- مبلغ: ۸۶,۰۰۰ تومان
- مبلغ: ۹۱,۰۰۰ تومان
Failure due to shear is brittle in nature, and inherent lesser concrete tensile strength is a main contributing factor. During loading before the shear reinforcement could start functioning, cracking in concrete starts. Use of fibers in concrete had proven improved impact on tensile strength of concrete. Active reinforcement role initiates after concrete cracking starts. This paper investigates into the shear behavior of fiber reinforced, pretensioned concrete I-section beam specimens. A total of six beam specimens were cast. Two types of fibers, steel fibers and polypropylene fibers were used in five different proportions. For comparison, one control specimen was also cast without inclusions of fibers in concrete. Concrete mix ratio, prestress force, shear span-to-depth ratio and shear and flexural reinforcement details were kept constant in all specimens. Specimens were subjected to four-point loading to ensure that all specimens fail due to excessive shear force. During tests, deflections and strains were also measured. It was concluded that shear strength of beams was improved using steel fiber reinforced concrete (SFRC) as compared to polypropylene fiber reinforced concrete (PPFRC). SFRC beam containing 0.65% fiber depicted 50.71% improvement in ultimate failure load, 67% improvement in first cracking load and 36% improvement in ultimate deflection as compared to control beam.
Following conclusions were drawn based on experimental results of normal prestressed and fiber reinforced prestressed concrete beam specimens subjected to four-point loading:
1. First crack load can be increased more using SF as compared to hybrid or PF. However, first crack load would reduce if excessive amount of SF is used. Fig. 17 Crack patterns of P4 beam Fig. 18 Crack patterns of beam P5 Fig. 19 Crack patterns of P6 beam
2. Using SF, ultimate load of beams can be improved appreciably. Hybrid fibers also give good results but PF do not give appreciable results in this concern.

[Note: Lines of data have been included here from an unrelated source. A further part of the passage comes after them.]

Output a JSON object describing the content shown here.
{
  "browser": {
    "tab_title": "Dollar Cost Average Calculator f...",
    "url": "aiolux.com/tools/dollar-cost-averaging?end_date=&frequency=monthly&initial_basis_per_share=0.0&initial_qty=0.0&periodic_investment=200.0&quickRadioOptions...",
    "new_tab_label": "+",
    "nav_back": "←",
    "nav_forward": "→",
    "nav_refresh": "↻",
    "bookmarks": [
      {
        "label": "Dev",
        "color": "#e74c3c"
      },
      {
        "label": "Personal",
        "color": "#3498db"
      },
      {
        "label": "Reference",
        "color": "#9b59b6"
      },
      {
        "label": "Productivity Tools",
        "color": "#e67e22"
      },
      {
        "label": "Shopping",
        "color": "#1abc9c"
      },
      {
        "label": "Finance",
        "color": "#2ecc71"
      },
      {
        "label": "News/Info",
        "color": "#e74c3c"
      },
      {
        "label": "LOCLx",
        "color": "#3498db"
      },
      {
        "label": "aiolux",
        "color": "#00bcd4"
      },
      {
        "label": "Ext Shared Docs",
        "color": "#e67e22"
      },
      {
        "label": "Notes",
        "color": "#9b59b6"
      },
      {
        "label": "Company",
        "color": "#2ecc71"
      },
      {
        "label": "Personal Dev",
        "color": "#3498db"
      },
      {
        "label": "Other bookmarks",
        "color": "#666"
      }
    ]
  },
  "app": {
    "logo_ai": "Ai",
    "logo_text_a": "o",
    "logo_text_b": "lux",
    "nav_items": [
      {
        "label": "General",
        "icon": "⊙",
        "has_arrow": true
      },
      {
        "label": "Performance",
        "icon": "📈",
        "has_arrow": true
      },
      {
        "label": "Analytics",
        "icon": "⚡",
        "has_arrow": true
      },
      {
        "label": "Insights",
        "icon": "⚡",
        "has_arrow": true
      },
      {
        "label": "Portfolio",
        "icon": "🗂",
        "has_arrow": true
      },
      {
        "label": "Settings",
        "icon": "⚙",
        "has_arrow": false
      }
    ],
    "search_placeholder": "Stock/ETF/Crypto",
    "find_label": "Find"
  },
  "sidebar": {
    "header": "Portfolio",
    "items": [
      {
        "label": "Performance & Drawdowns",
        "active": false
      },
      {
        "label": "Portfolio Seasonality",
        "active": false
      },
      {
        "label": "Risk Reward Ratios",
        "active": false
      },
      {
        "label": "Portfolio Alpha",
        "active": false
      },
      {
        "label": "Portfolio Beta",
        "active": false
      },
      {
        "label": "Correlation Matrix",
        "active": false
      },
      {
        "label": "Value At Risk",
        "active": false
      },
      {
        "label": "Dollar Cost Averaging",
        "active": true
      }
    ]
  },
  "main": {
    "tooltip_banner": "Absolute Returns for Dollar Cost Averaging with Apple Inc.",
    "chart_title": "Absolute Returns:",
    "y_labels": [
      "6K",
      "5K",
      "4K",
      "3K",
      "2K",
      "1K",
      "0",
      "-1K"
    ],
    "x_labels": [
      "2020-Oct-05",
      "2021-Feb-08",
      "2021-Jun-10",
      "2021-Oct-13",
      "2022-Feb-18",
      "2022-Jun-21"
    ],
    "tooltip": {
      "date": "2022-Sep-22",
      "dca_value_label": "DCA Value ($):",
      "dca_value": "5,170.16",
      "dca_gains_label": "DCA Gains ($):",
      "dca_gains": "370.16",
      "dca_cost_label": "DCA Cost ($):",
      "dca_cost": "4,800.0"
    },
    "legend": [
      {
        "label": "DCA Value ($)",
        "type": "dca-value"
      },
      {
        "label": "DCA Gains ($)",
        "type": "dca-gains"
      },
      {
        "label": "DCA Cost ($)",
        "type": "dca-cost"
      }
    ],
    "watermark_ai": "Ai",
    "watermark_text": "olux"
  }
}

3. Steel fibers and hybrid fibers would improve deflection, i.e., give enough indication before failure as compared to polypropylene fiber.
4. Use of fibers improves ductility index. However, this improvement is more pronounced in SF and hybrid fibers as compared to PF.
5. Due to usage of fibers, crack width is much reduced. SF, hybrid fibers and PF all show good reduction, but SF would give best results.
6. SFRC prestressed beam with optimum fiber percentage is recommended in overall, as it performed better in terms of load, deflection, crack width compared to other beams investigated in the research. However, by increasing SF percentage above optimum value, adverse results may be obtained. In this investigation, when SF percentage was increased to 0.85%, the behavior was not improved.
7. Increasing SF percentage above 0.65% as 0.85% in P4 has not shown noticeable improvement in yield load or yield displacements.